One of the unexpected rewards of my skin issues is learning the right way to care for my skin. When I encounter a problem, I have to get to the bottom of it until I figure it out. As a result, I've learned so many random and important things about my skin. As I journey through, I will share all I can. Today I want to talk about one simple thing: our skin. What is it? How does it operate? How does it support the rest of our bodies? Time for a little class!
Our skin is our body’s largest, and fastest growing organ. It covers an area of about 20 square feet. Skin is made up of three main layers: epidermis, dermis, and subcutaneous fat.
Epidermis is the top thin layer of skin that we all see. Skin cells are constantly being renewed in the deepest part of the epidermis. The cells are pushed to the skin’s surface where they come to die. When they die, they become filled with keratin which is a tough protein that waterproofs our skin and protects the epidermis from damage, infection, and drying out. Because the cells are constantly being renewed, pushed to the surface to die, and sloughed off the skin, we have a completely new epidermis about every 30 days. The epidermis also produces melanin which gives us our skin color and helps protect us from the skin’s rays by deflecting or absorbing them. The Langerhans cells in the epidermis are a part of the skin's immune system and also play a role in the development of skin allergies.
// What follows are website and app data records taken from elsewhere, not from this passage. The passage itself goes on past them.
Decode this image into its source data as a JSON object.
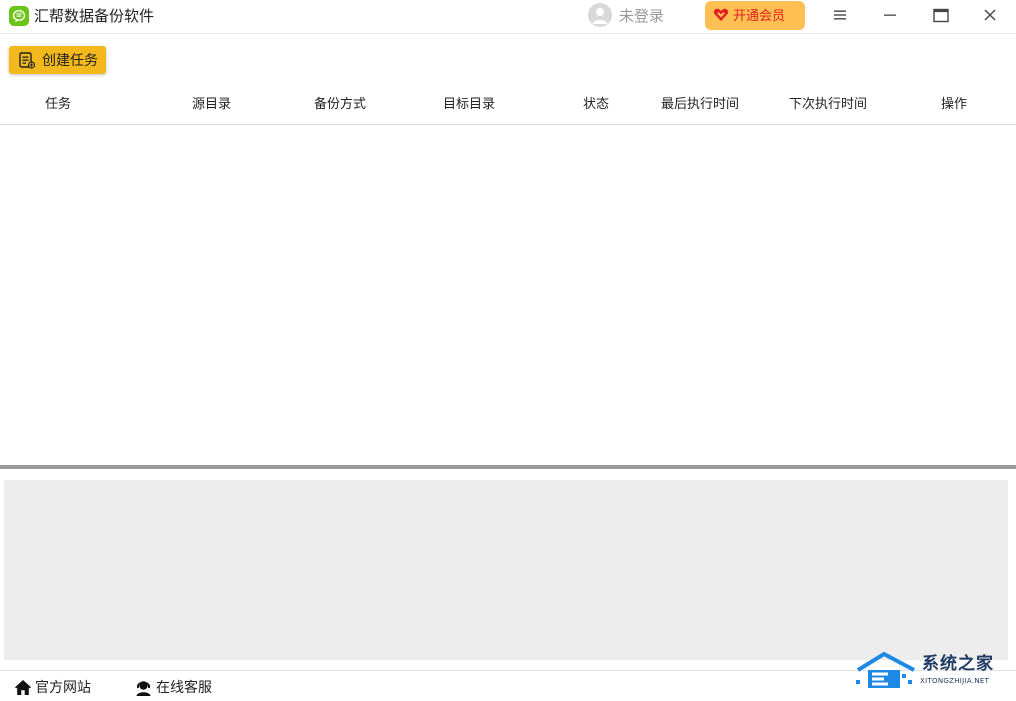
{
  "app": {
    "title": "汇帮数据备份软件"
  },
  "header": {
    "login_text": "未登录",
    "vip_label": "开通会员"
  },
  "toolbar": {
    "create_task_label": "创建任务"
  },
  "table": {
    "columns": [
      "任务",
      "源目录",
      "备份方式",
      "目标目录",
      "状态",
      "最后执行时间",
      "下次执行时间",
      "操作"
    ],
    "rows": []
  },
  "footer": {
    "website_label": "官方网站",
    "support_label": "在线客服"
  },
  "watermark": {
    "text": "系统之家",
    "sub": "XITONGZHIJIA.NET"
  },
  "colors": {
    "accent": "#f2b81c",
    "vip_bg": "#ffbf52",
    "vip_text": "#e02020",
    "logo": "#6cc417"
  }
}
- Gives skin its color by making melanin.
- Produces new skin cells.
- Protects us from damage and infection.
- Creates a waterproof barrier
The dermis is called the “true skin” and lies between the epidermis and the deepest layers of the skin. This is the layer where all the magic happens. It is a thick layer of living tissue that contains blood vessels, nerve endings, our sweat glands, and hair follicles. The dermis holds the skin’s sebaceous glands which makes oil to keep skin soft and smooth. When these glands are clogged, they create acne and other problems. The epidermis does not have a direct blood supply; all nutrients that feed these cells come from the dermis. The blood vessels in the dermis help regulate body temperature; heat makes the vessels bigger which makes larger amounts of blood to circulate near the skin surface. Cold makes the vessels smaller which retains the body’s heat.
The dermis layer.......
- Holds sweat glands.
- Helps you sense and feel things.
- Grows hair.
- Produces oil.
- Brings blood to feed your skin.
Subcutaneous Fat Layer (hypodermis)
The subcutaneous layer’s role is short and sweet. This layer is your body’s insulation. It provides the padding you need to protect from heat and cold, and it stores energy. This layer is the pathway for your blood vessels and nerve cells to reach other parts of your body and attaches to body tissue to connect your dermis to your muscles and bones. The padding is the protection you need for muscles and bones to protect from breaks and falls.
The subcutaneous fat layer......
- Attaches the dermis to muscle and bones
- Guides blood vessels and nerve cells to other parts of the body
- Regulates body temperature
- Stores fat
This concludes our lesson for the day. Hopefully you’ve learned something!
- June 26, 2015
- Tiffany A